With data science, more generally, the problem is to identify the most promising opportunities because a great deal of data has not been captured, modelled, or used properly to date. Credit score data, for example, contains many factors that are embedded in the informational universe, but are difficult to extract and pull into the credit decision process. There are many other areas where much more data is now available, including customer behaviour, social media transaction, supply chain, and geospatial data. But it requires structure and coherent modelling before it can be leveraged properly.
Liquidity, fragility, and alpha generation
Pulling back to look at the broader market, liquidity is a major topic for research and discussion and comes in many flavors. In some cases, the focus is on illiquid instruments, where the market is not very active; here the depth, frequency, and range of fresh pricing data is limited. In such cases, we cannot build good models based on prices or trading volumes. However, we can look at other instruments with appropriate characteristics, develop approaches to detecting similarities, and build models that translate from one to the other.
Whether we are looking at liquid or illiquid markets, the real question is, “How much alpha is left?” This has been a very tough environment for alpha generation, as the substantial outflows from hedge funds have indicated in recent years.

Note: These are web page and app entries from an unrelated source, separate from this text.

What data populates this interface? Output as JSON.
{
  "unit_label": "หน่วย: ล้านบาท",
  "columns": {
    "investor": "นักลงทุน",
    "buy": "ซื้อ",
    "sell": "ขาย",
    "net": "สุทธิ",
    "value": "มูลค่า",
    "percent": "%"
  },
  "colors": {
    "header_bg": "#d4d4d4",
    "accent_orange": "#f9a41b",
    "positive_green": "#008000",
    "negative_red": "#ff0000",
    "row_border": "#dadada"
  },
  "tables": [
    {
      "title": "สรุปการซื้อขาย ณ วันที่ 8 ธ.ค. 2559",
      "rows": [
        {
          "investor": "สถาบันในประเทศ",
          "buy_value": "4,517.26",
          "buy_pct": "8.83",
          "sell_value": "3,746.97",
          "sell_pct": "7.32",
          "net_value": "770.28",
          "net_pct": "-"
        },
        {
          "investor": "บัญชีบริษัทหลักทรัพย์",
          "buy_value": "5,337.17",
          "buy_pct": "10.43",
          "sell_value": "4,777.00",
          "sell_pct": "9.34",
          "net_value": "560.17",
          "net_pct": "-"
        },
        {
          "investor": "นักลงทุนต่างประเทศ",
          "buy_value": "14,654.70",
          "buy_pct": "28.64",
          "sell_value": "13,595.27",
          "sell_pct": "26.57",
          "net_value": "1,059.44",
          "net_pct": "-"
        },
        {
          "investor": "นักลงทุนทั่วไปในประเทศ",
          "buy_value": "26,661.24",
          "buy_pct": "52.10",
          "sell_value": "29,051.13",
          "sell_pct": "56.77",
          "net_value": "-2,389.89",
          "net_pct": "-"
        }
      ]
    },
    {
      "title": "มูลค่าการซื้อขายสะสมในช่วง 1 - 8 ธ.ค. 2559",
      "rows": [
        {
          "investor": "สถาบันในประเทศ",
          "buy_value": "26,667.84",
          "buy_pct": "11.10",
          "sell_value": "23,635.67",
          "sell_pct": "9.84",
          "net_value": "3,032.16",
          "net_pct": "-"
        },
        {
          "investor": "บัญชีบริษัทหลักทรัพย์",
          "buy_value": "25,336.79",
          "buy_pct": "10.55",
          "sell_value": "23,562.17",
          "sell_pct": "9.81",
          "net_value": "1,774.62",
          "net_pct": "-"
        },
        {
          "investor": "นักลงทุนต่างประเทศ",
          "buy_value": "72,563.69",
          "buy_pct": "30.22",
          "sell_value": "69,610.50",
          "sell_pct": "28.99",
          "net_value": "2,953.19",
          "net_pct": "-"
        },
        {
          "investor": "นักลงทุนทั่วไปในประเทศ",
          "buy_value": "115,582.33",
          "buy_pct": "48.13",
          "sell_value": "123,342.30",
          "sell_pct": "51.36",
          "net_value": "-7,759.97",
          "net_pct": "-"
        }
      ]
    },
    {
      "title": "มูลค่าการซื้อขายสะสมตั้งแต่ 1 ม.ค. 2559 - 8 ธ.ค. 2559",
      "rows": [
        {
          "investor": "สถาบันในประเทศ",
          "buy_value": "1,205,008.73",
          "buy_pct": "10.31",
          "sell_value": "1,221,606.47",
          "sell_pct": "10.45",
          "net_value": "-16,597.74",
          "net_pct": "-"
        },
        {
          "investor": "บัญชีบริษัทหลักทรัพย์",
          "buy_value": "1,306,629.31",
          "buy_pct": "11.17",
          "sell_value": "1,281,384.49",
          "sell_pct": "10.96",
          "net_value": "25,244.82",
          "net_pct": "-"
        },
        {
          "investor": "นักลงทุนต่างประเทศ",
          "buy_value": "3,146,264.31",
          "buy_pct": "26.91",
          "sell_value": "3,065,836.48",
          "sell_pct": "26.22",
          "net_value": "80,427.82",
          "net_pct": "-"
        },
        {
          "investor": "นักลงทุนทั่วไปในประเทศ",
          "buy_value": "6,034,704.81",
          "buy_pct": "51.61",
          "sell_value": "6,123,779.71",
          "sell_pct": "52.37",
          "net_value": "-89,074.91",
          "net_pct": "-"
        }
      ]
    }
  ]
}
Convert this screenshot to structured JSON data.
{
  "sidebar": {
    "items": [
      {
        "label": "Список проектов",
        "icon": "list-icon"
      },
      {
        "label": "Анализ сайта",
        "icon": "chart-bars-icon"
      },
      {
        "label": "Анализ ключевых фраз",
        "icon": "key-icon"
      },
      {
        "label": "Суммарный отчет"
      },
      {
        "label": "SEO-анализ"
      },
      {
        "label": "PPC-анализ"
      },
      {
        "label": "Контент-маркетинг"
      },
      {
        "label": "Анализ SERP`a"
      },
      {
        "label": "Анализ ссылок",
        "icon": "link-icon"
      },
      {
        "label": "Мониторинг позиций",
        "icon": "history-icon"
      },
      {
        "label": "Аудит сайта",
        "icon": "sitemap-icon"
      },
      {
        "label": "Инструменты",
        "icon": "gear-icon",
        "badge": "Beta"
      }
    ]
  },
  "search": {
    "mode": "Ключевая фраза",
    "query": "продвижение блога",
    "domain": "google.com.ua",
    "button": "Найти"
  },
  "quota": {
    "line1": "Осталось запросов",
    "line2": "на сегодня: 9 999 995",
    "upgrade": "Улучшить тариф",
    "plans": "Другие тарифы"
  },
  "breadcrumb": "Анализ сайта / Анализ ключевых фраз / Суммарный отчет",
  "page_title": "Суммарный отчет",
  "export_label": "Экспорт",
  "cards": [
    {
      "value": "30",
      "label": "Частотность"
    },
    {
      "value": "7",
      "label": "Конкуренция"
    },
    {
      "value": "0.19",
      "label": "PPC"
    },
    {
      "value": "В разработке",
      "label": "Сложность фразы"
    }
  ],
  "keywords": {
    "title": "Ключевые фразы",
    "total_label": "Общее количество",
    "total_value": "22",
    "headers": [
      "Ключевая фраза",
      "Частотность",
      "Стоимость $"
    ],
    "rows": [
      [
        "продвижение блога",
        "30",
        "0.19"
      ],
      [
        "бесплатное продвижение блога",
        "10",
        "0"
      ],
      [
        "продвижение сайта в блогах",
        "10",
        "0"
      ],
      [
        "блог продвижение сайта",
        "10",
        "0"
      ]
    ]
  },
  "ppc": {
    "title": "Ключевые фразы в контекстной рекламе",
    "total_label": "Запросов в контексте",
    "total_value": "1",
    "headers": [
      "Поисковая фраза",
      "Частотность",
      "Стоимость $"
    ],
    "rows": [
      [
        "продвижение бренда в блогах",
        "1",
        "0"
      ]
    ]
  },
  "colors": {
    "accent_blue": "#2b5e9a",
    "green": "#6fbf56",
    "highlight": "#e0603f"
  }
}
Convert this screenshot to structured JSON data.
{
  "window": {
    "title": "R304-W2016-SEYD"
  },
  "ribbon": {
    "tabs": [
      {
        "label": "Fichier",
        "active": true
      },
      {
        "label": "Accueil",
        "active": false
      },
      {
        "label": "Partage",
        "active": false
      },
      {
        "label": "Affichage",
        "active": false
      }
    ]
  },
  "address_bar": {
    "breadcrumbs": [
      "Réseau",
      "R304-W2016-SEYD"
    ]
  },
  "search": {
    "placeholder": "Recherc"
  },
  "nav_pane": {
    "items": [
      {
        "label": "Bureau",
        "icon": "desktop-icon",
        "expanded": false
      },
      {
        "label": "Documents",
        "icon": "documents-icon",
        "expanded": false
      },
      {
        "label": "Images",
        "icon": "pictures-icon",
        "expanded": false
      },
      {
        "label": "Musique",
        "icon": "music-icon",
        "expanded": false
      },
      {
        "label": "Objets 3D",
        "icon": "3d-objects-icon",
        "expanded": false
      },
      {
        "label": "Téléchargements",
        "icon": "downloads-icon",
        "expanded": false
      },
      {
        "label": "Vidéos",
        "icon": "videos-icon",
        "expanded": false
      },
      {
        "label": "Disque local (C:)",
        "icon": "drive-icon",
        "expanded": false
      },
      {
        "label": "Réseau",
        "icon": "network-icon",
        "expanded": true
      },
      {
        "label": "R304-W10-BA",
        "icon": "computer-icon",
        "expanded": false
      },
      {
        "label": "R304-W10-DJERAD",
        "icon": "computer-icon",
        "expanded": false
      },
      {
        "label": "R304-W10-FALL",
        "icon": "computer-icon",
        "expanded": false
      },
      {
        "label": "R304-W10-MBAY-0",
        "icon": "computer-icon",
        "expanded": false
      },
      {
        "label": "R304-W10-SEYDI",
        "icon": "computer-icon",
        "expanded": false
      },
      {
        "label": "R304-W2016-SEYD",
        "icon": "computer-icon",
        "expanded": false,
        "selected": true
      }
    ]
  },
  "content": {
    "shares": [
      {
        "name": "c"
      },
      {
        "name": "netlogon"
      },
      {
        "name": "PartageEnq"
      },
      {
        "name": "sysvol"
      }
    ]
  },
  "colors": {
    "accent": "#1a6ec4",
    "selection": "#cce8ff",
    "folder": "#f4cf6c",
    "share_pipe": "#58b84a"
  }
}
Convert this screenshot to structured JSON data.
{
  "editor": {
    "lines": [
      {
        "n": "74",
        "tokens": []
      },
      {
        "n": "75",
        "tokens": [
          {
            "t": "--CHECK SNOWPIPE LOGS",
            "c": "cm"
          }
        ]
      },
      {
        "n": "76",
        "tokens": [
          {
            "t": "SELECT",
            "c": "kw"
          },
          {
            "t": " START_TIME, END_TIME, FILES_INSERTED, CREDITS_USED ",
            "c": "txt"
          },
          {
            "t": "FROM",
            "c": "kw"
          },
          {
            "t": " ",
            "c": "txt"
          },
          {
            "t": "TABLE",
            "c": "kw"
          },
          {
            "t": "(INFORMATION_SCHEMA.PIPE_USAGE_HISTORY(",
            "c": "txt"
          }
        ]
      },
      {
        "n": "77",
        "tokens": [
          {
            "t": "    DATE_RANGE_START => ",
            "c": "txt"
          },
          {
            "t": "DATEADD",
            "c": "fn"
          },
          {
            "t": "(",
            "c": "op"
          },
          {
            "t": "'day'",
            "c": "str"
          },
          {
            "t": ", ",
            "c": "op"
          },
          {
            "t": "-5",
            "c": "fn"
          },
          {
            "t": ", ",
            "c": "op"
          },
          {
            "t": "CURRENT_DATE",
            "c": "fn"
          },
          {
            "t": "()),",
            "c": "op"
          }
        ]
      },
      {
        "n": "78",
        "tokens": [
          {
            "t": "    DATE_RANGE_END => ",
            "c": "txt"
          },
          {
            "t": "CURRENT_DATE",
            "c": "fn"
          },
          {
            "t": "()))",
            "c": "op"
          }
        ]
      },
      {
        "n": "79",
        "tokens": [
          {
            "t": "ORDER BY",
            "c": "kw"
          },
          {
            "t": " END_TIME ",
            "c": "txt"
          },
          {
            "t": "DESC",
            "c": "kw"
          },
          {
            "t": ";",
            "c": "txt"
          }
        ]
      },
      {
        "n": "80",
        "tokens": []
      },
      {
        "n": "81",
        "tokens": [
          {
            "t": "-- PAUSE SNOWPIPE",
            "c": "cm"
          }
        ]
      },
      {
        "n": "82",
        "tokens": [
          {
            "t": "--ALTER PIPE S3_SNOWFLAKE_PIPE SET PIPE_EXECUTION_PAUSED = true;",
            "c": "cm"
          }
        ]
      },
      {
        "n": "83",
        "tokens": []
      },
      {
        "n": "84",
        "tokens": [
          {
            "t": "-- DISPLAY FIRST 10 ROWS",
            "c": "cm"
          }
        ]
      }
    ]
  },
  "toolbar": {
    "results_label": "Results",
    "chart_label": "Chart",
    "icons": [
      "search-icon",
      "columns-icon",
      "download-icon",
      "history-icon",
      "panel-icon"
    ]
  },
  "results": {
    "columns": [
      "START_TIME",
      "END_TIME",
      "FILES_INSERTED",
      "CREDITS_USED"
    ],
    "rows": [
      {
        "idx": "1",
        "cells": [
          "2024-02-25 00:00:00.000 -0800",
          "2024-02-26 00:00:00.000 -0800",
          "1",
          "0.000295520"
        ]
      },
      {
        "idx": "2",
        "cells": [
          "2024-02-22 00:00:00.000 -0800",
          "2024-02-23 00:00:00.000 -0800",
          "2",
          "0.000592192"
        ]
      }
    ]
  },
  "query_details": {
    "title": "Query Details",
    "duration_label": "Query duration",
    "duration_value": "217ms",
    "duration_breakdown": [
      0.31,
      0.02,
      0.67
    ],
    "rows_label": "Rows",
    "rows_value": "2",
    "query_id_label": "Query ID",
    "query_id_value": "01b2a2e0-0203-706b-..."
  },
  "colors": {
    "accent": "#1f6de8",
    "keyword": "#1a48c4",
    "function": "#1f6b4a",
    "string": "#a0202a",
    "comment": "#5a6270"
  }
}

Yet, we cannot always pinpoint a lack of sophistication, or use of the wrong models in cases of failure; alpha starvation is present in the entire financial system due to heavy regulation, central bank policies, and massive crowding into the same strategies. As we have seen before, when certain strategies stop working, everyone tends to pull out around the same time.
So, as quants continue their research on specific assets and strategies, they should keep in mind the vast investment universe as well: what is the pool of alpha that we are all competing for? How is that pool ebbing and flowing, and how should we deal with it? In part, we can reflect on trends in technology. With high frequency trading over the past decade, it became an arms race in hardware, operating systems, and networks – right down to the connectors and routers – to go faster than everyone else. These days, such technology is cheaper and has become more normal across the industry. The new arms race is centered on data acquisition and analysis – and even though many players may enter, there will still be a competitive advantage for a few firms that truly get it right, along with having the size, ability to invest, and pockets deep enough to pay all of the data vendors.
Finally, comes the question of fees. As hedge funds, for example, have come under pressure both on alpha generation and fees, there has been a big push to take traditional hedge fund strategies and systematize them. There are also opportunities to apply the same methods to other asset classes. Whether the machines can really come to the rescue in these or other areas of investment remains to be seen, but quant researchers will be among the first to find out.